Finally, starting on Tuesday, I've been working with one of the local Doctors here. She is an amazing young doctor with a passion for her patients, and, more importantly for Him. We've been bouncing around between the hospital, an outpatient clinic, and an HIV/AIDS clinic. Oh, how much I have learned from each place, and how much I thank Him for every opportunity! Not only are we able to care for physical needs (as much as possible with the very limited resources), but there is no kind of restriction on how we may care for spiritual needs as well. The Doctor I am with is an excellent example of how to both talk to Him about the patients, and to talk to the patients about Him. She never ceases to amaze me with her faith in what can be done. When it seems impossible for a patient to get the medication or treatment they need, she is ever trusting that He will find a way, as she should be! Because He always does through this servant I am so privileged to work with!
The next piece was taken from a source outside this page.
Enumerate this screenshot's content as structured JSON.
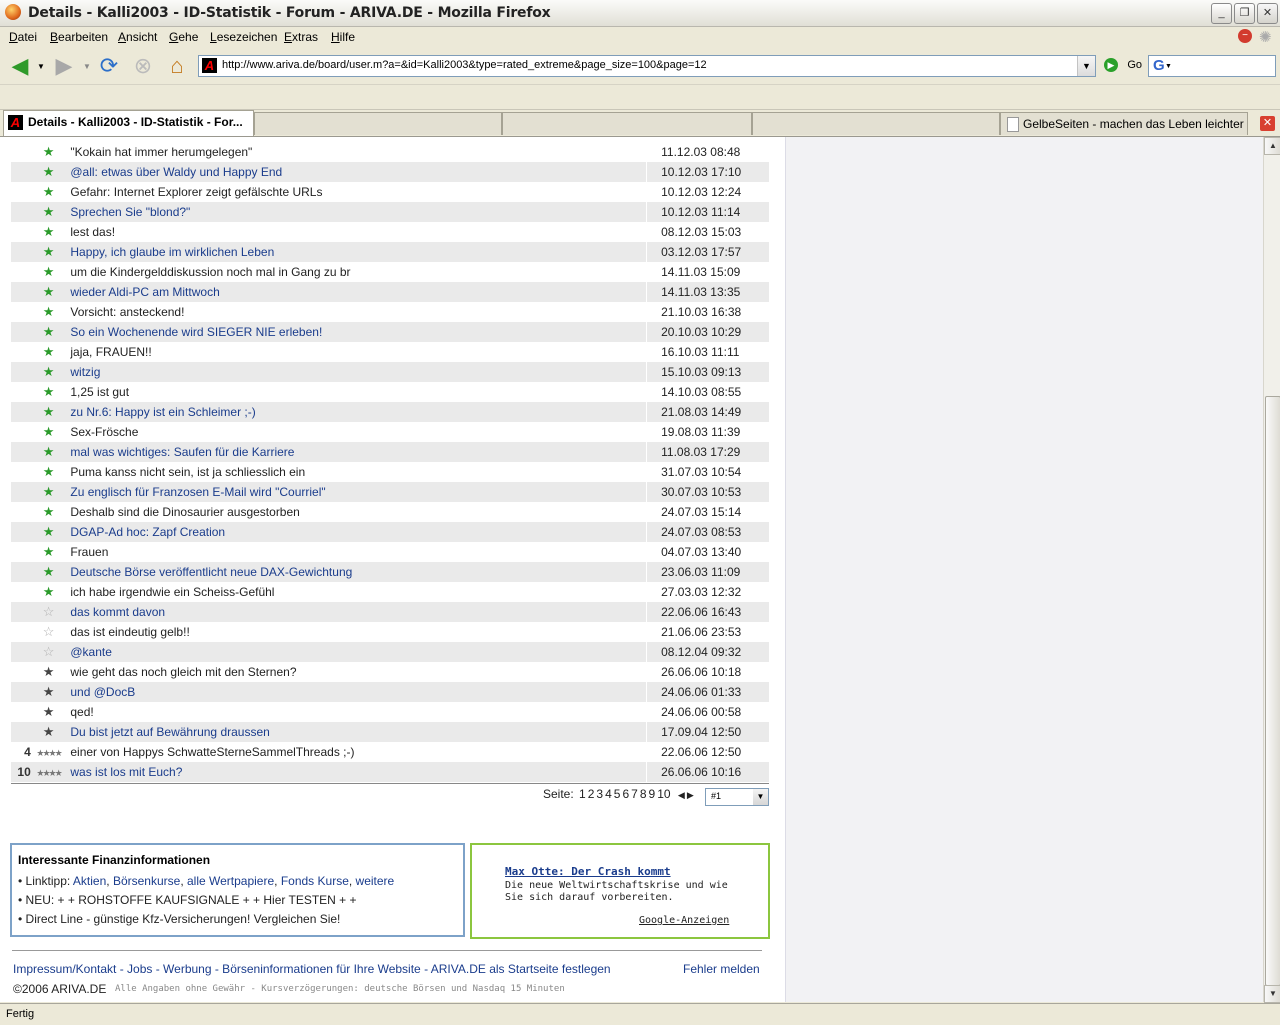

It is hard, I admit, to see the people in such great need for medical care and trapped in such limited and often hopeless situations. The HIV/AIDs rate here is staggering as are the often curable in the States, but possibly deadly here diseases that plague the people here. However, I find encouragement in His love for them and in how it is being displayed through His servants and their care. My only heartache is that there are not more here to shower His love down on these broken and often very open and searching people. But the joy is obvious on the faces of the ones who serve Him here. They are continually blessed to be a part of His harvest and delight in guiding the lost to their King. It sometimes almost makes me hurt even more for those who know Him back home, and yet, for whatever reason, never get to be apart of this harvest, of this light for Him.

Anyways, I continue to cherish the opportunities He gives and ask for continued prayer that I would do nothing but glorify His name while I'm here. I ask for prayer for all the workers here and for the hearts of those they are working on. A little more than a week and I will leave this place, and my prayer is that what I leave behind is not of me. Thank all of you again, who intercede on the behalf of the people here, your impact will never be known on this earth!

"Our service and love is not first to the harvest, it is to the Master of the harvest!" - D.S.